[[ Extracted records open ]]

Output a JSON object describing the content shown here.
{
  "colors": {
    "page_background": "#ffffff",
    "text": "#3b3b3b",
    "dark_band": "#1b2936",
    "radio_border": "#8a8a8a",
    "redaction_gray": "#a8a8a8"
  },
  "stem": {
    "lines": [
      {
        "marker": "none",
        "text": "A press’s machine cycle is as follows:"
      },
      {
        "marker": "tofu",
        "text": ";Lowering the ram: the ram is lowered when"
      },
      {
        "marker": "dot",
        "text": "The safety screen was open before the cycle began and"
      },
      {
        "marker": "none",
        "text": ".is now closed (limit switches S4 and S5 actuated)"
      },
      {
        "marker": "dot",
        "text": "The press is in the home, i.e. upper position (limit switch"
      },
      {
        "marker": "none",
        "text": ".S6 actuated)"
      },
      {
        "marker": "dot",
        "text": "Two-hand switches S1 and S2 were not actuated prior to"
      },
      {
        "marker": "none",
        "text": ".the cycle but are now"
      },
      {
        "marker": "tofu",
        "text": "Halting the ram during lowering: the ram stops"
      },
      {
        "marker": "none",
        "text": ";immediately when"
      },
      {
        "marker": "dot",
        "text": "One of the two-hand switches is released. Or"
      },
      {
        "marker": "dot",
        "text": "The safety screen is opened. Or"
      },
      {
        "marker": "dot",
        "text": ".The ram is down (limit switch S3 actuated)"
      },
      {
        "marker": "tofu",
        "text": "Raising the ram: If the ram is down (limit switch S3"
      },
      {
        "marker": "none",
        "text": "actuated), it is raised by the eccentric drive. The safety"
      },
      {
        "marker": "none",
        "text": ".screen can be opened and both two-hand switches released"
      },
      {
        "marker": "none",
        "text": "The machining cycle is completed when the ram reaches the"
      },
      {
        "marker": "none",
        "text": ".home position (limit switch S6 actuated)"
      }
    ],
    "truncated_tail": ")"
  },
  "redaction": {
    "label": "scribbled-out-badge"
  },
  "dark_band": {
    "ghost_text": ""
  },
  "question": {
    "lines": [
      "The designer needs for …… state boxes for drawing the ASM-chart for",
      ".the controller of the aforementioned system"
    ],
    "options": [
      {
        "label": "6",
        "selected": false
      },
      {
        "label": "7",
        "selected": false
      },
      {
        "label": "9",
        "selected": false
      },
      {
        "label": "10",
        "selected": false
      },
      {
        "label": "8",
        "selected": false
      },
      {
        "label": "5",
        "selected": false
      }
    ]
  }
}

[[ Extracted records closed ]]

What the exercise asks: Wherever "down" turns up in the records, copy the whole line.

Worked solution:
        "text": ".The ram is down (limit switch S3 actuated)"
        "text": "Raising the ram: If the ram is down (limit switch S3"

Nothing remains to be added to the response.